Family • Bignoniaceae - Crescentia alata HBK . - GOURD TREE

Scientific names

Crescentia alata HBK
Crescentia trifolia Blanco
Otophora paradoxa Blume
Parmentiera alata

Common names

Krus-krusan (Tag.)
Gourd tree (Engl.)
Mexican calabash (Engl.)
Winged calabash (Engl.)

Other vernacular names

MEXICO: Tecomate.
SPANISH: Hoja cruz.


Additional Sources and Suggested Readings

(1) Iridoids from Crescentia alata / Maria Guadalupe Valladares and Maria Yolanda Rios / J. Nat. Prod., 2007, 70 (1), pp 100–102 / DOI: 10.1021/np060499w

(2) Antimicrobial evaluation of certain plants used in Mexican traditional medicine for the treatment of respiratory diseases / Gabriela Rojas, Juan Levaro et al / Journal of Ethnopharmacology, Volume 74, Issue 1, January 2001, Pages 97-101 / doi:10.1016/S0378-8741(00)00349-4 |

(3) Chemical evaluation of morro or jícaro (Crescentia alata) flours prepared by ensilaging and/or dehydration/ Gómez-Brenes RA, Contreras I, Braham JE, Bressani R. / Arch Latinoam Nutr. 1980 Jun;30(2):236-53.

(4) Crescentia alata / Wikipedia

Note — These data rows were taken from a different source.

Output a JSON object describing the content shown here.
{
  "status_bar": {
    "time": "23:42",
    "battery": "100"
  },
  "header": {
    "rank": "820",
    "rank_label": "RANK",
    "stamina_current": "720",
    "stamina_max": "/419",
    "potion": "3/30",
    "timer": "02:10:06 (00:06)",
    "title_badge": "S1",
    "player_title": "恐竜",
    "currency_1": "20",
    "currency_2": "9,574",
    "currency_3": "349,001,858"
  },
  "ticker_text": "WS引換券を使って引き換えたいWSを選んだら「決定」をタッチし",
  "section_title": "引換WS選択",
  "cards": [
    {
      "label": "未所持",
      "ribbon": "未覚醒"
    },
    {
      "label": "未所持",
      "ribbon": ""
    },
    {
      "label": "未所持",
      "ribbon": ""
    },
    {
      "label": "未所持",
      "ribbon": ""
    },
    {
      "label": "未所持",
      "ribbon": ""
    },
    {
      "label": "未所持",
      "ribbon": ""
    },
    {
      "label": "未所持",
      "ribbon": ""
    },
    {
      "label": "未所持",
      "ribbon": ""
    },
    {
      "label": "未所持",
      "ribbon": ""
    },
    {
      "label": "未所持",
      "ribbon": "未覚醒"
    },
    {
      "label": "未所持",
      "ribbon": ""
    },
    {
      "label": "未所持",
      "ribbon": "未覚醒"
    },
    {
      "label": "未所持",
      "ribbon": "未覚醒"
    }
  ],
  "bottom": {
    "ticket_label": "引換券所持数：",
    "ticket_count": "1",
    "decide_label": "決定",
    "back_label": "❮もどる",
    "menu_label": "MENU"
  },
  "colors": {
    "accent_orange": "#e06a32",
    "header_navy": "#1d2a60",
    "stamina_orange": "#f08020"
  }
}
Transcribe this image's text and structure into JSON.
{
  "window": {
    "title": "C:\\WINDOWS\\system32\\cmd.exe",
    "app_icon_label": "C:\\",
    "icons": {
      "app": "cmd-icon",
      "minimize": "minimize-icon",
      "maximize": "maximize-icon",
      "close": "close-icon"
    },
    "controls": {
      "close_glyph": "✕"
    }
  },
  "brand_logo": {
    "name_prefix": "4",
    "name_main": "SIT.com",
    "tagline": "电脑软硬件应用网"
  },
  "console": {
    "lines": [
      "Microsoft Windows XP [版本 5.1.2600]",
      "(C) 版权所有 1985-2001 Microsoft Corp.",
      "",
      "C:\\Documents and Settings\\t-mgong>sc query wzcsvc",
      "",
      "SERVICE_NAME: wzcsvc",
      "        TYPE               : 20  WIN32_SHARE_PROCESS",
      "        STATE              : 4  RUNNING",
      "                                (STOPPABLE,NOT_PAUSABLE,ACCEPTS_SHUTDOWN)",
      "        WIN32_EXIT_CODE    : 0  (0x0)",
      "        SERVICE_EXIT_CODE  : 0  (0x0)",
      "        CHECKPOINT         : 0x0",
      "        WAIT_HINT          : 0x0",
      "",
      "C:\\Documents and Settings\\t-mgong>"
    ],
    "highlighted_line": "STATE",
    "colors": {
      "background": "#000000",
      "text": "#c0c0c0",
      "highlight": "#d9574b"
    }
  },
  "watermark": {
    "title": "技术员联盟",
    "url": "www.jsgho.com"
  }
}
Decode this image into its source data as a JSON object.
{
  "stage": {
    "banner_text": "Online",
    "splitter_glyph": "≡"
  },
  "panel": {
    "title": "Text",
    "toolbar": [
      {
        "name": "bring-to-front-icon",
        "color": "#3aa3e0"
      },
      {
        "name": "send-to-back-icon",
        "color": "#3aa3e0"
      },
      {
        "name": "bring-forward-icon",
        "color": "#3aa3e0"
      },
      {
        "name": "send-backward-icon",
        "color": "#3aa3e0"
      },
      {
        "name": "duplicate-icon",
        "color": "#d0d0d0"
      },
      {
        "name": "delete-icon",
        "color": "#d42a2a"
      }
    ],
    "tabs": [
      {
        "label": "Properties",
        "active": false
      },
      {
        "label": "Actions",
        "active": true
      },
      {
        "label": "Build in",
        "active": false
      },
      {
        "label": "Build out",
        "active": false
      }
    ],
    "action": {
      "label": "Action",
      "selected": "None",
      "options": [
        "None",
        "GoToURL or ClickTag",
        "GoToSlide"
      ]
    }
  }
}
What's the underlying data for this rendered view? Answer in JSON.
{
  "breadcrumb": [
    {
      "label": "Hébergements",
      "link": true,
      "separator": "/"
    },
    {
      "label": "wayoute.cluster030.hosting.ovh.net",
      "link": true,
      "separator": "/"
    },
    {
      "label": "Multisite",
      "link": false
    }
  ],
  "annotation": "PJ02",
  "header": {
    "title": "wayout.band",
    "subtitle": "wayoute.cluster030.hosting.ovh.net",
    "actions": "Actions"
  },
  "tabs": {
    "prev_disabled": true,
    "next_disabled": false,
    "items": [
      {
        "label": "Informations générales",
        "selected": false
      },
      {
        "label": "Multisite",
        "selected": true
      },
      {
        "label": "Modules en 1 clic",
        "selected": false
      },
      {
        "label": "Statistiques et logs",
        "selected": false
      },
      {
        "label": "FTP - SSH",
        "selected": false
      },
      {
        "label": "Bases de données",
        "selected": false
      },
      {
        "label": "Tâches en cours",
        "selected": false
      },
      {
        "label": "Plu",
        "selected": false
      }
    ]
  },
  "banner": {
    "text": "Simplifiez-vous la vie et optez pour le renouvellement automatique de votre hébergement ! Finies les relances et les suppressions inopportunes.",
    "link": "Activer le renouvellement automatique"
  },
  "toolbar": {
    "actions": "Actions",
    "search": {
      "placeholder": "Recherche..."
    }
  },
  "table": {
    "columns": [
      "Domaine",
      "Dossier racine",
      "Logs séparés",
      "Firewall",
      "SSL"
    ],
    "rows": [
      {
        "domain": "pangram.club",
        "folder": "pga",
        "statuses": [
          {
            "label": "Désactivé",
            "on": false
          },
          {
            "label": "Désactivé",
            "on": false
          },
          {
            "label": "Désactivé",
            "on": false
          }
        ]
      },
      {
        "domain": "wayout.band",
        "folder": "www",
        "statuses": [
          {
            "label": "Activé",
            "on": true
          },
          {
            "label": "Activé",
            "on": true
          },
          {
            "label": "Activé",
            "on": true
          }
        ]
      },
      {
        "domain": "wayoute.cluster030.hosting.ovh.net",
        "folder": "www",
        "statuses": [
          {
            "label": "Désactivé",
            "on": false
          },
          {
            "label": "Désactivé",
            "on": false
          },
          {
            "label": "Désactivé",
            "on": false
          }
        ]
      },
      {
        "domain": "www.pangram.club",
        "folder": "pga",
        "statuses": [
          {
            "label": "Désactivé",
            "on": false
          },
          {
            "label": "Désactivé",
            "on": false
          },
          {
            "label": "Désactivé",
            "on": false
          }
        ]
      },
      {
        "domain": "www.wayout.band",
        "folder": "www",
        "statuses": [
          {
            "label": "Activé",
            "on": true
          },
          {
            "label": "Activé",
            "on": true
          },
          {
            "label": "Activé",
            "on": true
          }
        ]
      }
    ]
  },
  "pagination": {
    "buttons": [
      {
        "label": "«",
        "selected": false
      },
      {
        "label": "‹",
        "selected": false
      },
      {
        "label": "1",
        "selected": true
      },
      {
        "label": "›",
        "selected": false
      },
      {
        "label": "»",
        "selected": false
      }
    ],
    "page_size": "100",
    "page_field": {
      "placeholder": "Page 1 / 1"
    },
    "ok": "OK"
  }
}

Krus-krusan is a small tree, 3 to 6 meters high. Leaves occur in fascicles at the nodes of the branches. Leaves are striking in appearance, with its winged leaflike stalk, about 1 centimeter wide, at the tip of which are three leaflets, shorter than the leaflike petiole. Leaflets are broadest near the end, with a notched tip and a wedged-shaped base, 4 to 7 centimeters long, without individual stalks. Flowers are borne singly on the trunk, brownish and rank-scented. Calyx is split into two lobes, about 1.5 centimeters long. Corolla is somewhat bell-shaped, about 6 centimeters long, 4 centimeters wide, with 5 short lobes. Fruit is hard, rounded, and about 5 centimeters in diameter.

– Occasionally cultivated for ornamental purposes in Rizal and Quezon Provinces.
– Introduced from Mexico during Spanish colonial times.

– Analysis of the pulp yielded: mineral salts, fixed oil 8%, resin, glucose, tannic acid, peptic principles, dextrine and cellulose.
– Study isolated four new 11-nor-iridoids, 6beta,7beta,8alpha,10-tetrahydroxy-cis-2-oxabicyclo[4.3.0]nonan-3-one, 6beta,7beta,8alpha,10-tetra-p-hydroxybenzoyl-cis-2-oxabicyclo[4.3.0]nonan-3-one , 1beta,6beta,7alpha,8alpha,10-pentahydroxy-cis-2-oxabicyclo[4.3.0]nonane , and 6beta-hydroxy-2-oxabicyclo[4.3.0]Delta8-9-nonen-1-one from the pulp of the fruits of Crescentia alata.


– Considered astringent, anti-hemorrhagic, pectoral.


Parts used

– Seeds are edible, high in protein, with a licorice-sweet taste. Used in Honduras, El Salvador and Nicaragua in making a horchata, Semilla de Jicaro.

– Decoction of leaves employed as astringent and anti-hemorrhagic.
– Used for hemoptysis and dysentery.
– In Mexico, pulp taken internally as a pectoral and for diseases of the kidney.
– Pulp or decoction of leaves used for diarrhea.
– Decoction also used for hair growth or to prevent it from falling.

Study Findings
• Iridoids: Study yielded four new 11-nor-iridoids from the pulp of the fruits of Crescentia alata.
• Antimicrobial: Study of 18 crude extracts from six different plants evaluated for potential antimicrobial activity against S aureus, E faecalis, S pneumonia, S pyogenes, E coli and C albicans. The extracts of G oxyphyllum, G americanum and Crescentia alata possessed strong antimicrobial activity against the pathogens tested.
• Chemical Evaluation of Flours: Chemical evaluation of ensilaged fruit material material showed the meals to contain on average 17% crude fat, 11% crude fiber, and 18% crude protein. The flours were limiting in the sulfur amino acid, lysine and threonine content.